→ **Exercise requirements**
Your copy should match the entries exactly, with the pictures left out.
•••
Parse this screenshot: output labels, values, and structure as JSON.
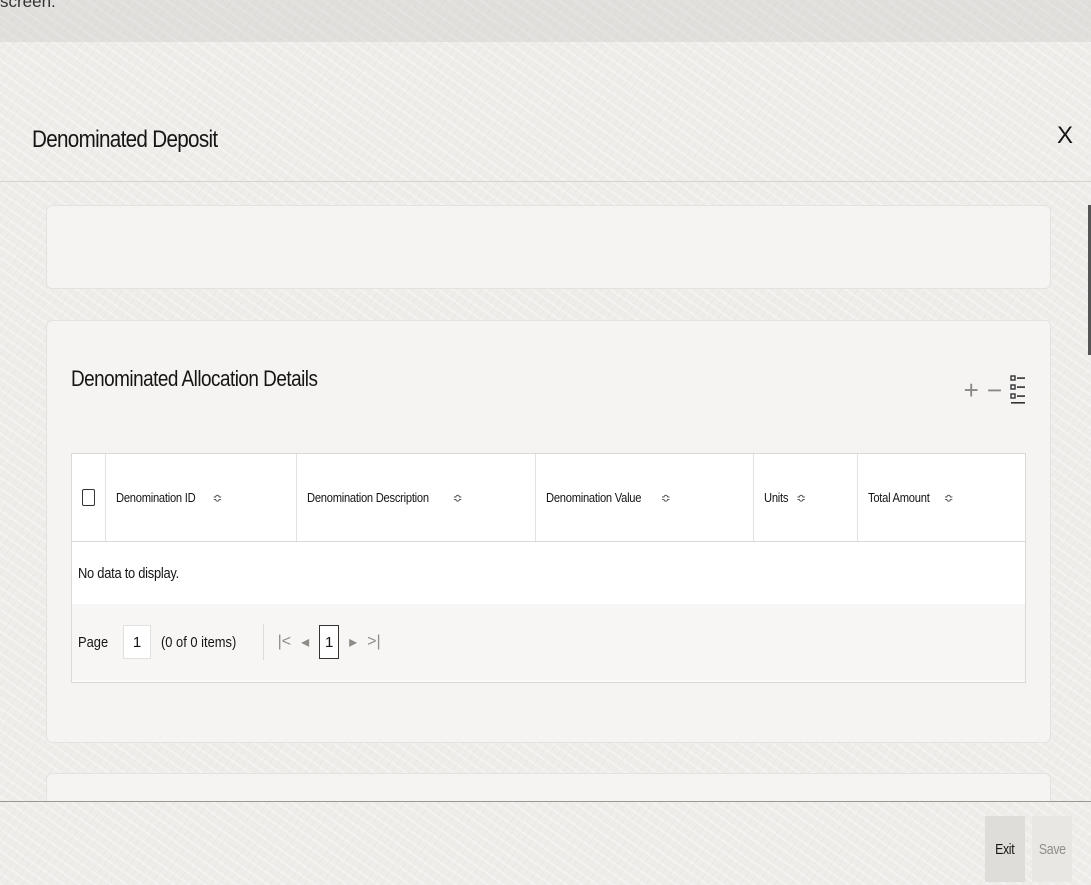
{
  "caption": "screen.",
  "header": {
    "title": "Denominated Deposit",
    "close_label": "X"
  },
  "allocation": {
    "title": "Denominated Allocation Details",
    "toolbar": {
      "add_label": "+",
      "remove_label": "−"
    },
    "columns": [
      "Denomination ID",
      "Denomination Description",
      "Denomination Value",
      "Units",
      "Total Amount"
    ],
    "sort_glyph": "≎",
    "empty_message": "No data to display.",
    "pager": {
      "page_label": "Page",
      "page_value": "1",
      "items_text": "(0 of 0 items)",
      "first_glyph": "|<",
      "prev_glyph": "◂",
      "current_page": "1",
      "next_glyph": "▸",
      "last_glyph": ">|"
    }
  },
  "footer": {
    "exit_label": "Exit",
    "save_label": "Save"
  }
}
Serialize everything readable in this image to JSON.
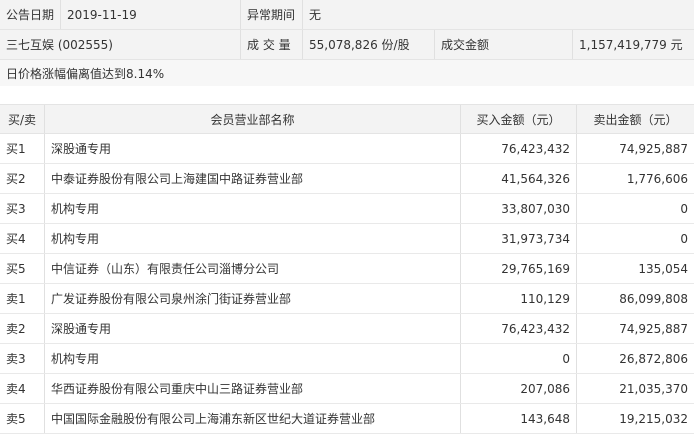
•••
→ **Exercise answer**
Parse this screenshot: output labels, values, and structure as JSON.
{
  "caption": "screen.",
  "header": {
    "title": "Denominated Deposit",
    "close_label": "X"
  },
  "allocation": {
    "title": "Denominated Allocation Details",
    "toolbar": {
      "add_label": "+",
      "remove_label": "−"
    },
    "columns": [
      "Denomination ID",
      "Denomination Description",
      "Denomination Value",
      "Units",
      "Total Amount"
    ],
    "sort_glyph": "≎",
    "empty_message": "No data to display.",
    "pager": {
      "page_label": "Page",
      "page_value": "1",
      "items_text": "(0 of 0 items)",
      "first_glyph": "|<",
      "prev_glyph": "◂",
      "current_page": "1",
      "next_glyph": "▸",
      "last_glyph": ">|"
    }
  },
  "footer": {
    "exit_label": "Exit",
    "save_label": "Save"
  }
}
Serialize everything readable in this image to JSON.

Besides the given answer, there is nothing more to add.